Doeden: Layered salad is the star in a jarIt’s time to pull those boxes of old canning jars out of storage. I’m suggesting this not just because it is the season for pickling asparagus, making jams of fresh berries and rosy rhubarb, and canning fresh produce.
It’s time to pull those boxes of old canning jars out of storage. I’m suggesting this not just because it is the season for pickling asparagus, making jams of fresh berries and rosy rhubarb, and canning fresh produce. These days there are many more uses for those sturdy glass Mason jars.
When I was visiting a farmers market in Arizona last winter, a baker was selling single servings of cheesecake that were baked in small canning jars and topped with berry sauce before getting sealed up tight. Last year at this time, I was baking rhubarb crisp in shallow jelly jars and layering rhubarb sauce with cake crumbles and cream in half-pint jars to create individual desserts.
When I attended a beekeeping class a couple of weeks ago, I had to smile when a young boy sitting near me pulled a pint-size Mason jar filled with water from a sack he brought from home, unscrewed the top and took a big gulp.
Mason jars (or any empty glass jar – and I have many!) are a natural when it comes to reusing and renewing. Once these jars are within easy reach, you’ll more than likely discover all kinds of ways to put them to use.
I recently learned that a Mason jar is the perfect container for a layered salad.

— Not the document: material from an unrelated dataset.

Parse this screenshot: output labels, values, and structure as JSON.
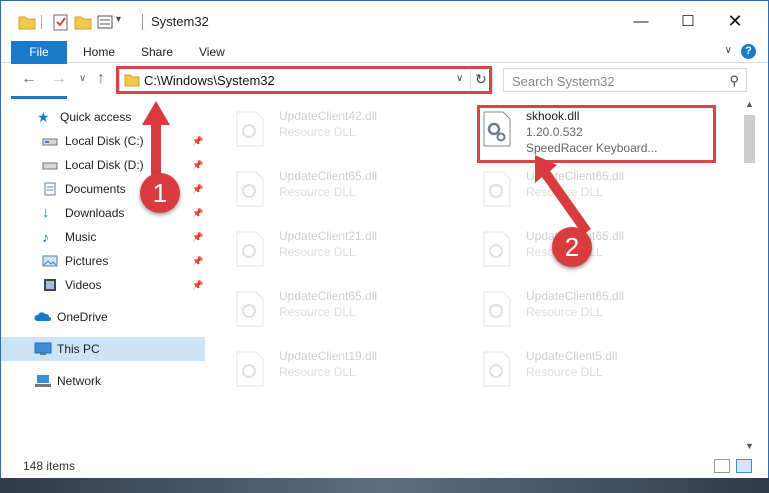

I love eating salads this time of year when fresh produce is available at farmers markets and CSA (community-supported agriculture) boxes are brimming over with fresh greens. The problem I have is that when I’m ready to eat a salad, I’m not necessarily in the mood or have the time to clean, scrape, spin and chop salad fixings.
When I accidentally landed on the idea of salad in jars on the Internet one day, I was intrigued. I headed down to the basement and pulled out some quart-size jars from my helter-skelter collection in a large plastic tub.
After thoroughly washing and drying the jars, I prepared enough vegetables to pack four jars with meal-sized salads. If you’re going to clean, peel, spin and chop, you may as well do a bunch.
When attention is given to how the ingredients are layered into the jar, a salad can be crisp, crunchy and fresh even after a few days in the refrigerator. I chose to put shelled and cooked edamame in the bottom of each jar to soak up the flavor of my Asian-inspired dressing. Onion slices went into the jar next. If they did wind up in the dressing, they wouldn’t get mushy and would only add flavor to the soy sauce and sesame oil mixture.
Next, I layered hardy vegetables – thinly sliced red cabbage and grated carrots. After that, I added a layer of sweet and juicy grape tomatoes that I had cut into quarters. Finally, I packed a generous amount of fresh baby spinach leaves into the jar. A sprinkle of sesame seeds, some fresh cilantro leaves and a small handful of peanuts topped the layers of vegetables before I screwed the tops tightly onto the jars and put them in the refrigerator.
At suppertime, two jars of Cool Veggie Bliss got dumped into pasta bowls. The dressing glazed the ingredients as they tumbled out of the jar. A light tossing with a fork guaranteed the salad was well mixed and well dressed. It was a satisfying meal complete with bright colors, plenty of crunch and wonderful flavor.
Jars of Cool Veggie Bliss can be toted to picnics in a cooler and stuffed into insulated bags for lunch at the office. The whole family will have fun tipping their own jar into a bowl at home.
And why not do some family brainstorming over your salad meal to come up with ideas for salad layers suited to everyone’s liking?
Salad in a jar, any way you build it, makes it easy to eat a healthful meal anytime. It makes good use of a Mason jar, too.
Sue Doeden is a food writer and photographer from Bemidji, Minn., and a former Fargo resident. Her columns are published in 10 Forum Communications newspapers.